# ACTIVITY
Go over the entries below line by line, copying each one that contains the word "title".

# DATA SECTION
================

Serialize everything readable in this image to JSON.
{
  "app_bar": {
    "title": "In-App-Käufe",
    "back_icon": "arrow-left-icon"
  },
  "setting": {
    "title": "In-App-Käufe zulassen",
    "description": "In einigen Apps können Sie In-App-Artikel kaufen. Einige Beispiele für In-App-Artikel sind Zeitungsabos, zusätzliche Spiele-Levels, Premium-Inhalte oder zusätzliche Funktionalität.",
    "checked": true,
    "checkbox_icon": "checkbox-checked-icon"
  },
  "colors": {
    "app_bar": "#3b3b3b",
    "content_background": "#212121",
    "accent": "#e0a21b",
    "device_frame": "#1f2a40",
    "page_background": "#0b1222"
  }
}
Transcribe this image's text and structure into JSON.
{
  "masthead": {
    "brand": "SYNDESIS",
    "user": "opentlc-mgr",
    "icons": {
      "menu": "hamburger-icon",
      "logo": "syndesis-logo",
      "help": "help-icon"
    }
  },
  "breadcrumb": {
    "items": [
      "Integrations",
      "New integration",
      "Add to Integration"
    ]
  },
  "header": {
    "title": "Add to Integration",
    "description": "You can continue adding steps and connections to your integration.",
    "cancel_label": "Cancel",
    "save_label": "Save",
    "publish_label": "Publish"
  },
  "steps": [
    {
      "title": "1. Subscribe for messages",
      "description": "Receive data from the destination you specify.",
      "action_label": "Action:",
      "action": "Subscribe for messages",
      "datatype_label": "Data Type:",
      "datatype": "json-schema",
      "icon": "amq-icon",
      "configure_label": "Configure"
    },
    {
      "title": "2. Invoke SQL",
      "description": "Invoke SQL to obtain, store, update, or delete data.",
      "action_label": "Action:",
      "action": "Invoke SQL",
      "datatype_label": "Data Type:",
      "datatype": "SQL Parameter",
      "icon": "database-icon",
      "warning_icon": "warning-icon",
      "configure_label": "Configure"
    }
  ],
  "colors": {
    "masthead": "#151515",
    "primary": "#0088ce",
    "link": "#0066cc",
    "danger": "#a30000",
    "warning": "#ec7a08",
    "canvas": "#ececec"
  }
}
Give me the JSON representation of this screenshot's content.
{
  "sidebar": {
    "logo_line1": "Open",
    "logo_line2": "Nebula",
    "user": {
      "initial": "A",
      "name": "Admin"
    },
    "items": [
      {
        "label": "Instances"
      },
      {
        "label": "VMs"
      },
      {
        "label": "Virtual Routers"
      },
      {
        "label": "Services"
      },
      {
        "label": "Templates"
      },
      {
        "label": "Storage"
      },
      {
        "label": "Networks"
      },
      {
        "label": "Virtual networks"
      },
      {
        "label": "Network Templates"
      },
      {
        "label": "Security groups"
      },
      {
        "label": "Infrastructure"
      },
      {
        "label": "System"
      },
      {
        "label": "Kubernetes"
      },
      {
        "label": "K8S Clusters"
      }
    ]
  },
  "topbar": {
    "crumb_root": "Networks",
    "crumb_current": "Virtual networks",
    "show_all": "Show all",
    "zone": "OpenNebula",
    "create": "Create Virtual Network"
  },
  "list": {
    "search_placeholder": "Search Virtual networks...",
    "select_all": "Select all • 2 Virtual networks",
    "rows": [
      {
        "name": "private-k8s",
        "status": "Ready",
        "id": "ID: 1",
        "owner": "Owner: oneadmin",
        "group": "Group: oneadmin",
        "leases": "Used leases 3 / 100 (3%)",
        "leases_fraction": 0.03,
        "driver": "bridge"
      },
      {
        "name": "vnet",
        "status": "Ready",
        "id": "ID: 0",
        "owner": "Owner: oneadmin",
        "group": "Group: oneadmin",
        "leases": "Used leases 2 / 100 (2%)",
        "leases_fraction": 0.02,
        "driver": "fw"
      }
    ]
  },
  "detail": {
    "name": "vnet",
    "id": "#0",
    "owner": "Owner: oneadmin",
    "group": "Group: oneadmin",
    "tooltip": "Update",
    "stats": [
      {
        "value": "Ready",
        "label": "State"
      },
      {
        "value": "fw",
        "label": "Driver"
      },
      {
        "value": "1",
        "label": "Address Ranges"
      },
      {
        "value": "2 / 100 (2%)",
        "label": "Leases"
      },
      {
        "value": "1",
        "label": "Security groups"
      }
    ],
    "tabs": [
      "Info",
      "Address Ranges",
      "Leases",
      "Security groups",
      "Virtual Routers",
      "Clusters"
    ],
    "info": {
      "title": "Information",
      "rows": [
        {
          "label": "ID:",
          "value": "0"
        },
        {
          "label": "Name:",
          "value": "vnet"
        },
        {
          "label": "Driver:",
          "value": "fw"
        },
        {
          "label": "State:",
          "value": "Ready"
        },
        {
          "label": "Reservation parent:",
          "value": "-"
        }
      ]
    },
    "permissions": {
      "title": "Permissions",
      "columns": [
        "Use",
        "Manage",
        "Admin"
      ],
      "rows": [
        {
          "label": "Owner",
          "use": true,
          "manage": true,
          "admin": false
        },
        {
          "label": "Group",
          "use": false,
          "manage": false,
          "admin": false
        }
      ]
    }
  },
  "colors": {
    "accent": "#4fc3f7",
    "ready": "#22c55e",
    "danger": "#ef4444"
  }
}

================

# RESULT BELOW
    "title": "In-App-Käufe",
    "title": "In-App-Käufe zulassen",
    "title": "Add to Integration",
      "title": "1. Subscribe for messages",
      "title": "2. Invoke SQL",
      "title": "Information",
      "title": "Permissions",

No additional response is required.